══ The input ══

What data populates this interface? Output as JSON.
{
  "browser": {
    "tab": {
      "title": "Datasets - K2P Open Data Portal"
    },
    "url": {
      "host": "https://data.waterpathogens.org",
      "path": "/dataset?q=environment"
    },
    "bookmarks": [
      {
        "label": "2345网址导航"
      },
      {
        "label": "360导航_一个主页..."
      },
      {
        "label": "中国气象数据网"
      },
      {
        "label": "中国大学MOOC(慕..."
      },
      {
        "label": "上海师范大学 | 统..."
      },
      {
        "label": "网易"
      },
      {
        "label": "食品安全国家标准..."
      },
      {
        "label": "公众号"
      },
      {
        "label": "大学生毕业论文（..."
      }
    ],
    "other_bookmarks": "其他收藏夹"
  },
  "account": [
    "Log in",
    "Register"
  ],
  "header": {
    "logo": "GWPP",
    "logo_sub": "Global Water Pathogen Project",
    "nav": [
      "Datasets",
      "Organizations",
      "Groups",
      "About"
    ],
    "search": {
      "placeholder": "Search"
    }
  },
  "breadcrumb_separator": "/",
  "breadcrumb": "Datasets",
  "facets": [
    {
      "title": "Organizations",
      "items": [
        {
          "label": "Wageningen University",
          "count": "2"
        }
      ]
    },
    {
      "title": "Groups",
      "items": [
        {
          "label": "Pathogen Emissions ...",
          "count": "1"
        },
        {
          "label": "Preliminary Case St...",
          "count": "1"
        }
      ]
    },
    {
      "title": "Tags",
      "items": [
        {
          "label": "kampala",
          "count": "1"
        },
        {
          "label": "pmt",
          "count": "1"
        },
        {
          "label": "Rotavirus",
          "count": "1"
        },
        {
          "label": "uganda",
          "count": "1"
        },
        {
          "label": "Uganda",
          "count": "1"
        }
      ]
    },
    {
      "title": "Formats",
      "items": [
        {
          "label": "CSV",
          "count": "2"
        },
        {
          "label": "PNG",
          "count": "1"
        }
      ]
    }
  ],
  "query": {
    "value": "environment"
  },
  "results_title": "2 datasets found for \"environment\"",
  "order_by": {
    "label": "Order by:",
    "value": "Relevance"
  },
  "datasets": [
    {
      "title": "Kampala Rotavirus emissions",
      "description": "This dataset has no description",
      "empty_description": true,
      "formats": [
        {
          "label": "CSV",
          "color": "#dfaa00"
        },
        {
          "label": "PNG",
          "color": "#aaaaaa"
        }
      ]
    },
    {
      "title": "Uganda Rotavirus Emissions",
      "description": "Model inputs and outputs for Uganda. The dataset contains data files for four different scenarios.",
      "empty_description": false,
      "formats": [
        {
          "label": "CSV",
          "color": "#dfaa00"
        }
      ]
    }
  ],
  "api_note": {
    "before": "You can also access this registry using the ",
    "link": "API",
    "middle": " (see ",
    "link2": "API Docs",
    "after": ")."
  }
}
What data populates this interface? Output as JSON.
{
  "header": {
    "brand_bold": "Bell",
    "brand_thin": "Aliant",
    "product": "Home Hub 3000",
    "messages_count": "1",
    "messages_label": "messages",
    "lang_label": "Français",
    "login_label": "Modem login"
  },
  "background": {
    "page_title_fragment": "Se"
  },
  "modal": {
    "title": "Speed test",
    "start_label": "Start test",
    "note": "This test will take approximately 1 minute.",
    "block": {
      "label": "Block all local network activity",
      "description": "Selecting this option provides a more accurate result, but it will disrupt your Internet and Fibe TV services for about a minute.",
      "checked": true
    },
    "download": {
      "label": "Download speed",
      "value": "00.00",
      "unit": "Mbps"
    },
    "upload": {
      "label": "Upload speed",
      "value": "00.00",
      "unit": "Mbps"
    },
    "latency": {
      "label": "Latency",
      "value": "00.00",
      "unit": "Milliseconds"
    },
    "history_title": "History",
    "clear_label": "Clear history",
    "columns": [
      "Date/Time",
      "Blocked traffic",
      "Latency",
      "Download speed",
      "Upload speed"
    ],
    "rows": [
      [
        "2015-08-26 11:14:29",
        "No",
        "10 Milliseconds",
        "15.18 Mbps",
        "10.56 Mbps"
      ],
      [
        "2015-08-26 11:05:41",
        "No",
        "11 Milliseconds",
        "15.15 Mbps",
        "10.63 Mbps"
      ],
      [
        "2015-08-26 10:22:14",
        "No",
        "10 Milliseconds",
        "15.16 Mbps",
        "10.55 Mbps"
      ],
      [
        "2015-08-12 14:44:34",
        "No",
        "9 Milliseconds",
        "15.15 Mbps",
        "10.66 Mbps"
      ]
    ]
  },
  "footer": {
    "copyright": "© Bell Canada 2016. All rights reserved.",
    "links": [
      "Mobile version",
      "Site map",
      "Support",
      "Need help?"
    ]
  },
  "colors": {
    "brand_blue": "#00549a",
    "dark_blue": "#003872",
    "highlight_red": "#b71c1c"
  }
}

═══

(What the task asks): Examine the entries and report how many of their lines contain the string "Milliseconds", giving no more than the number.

(Response box): 5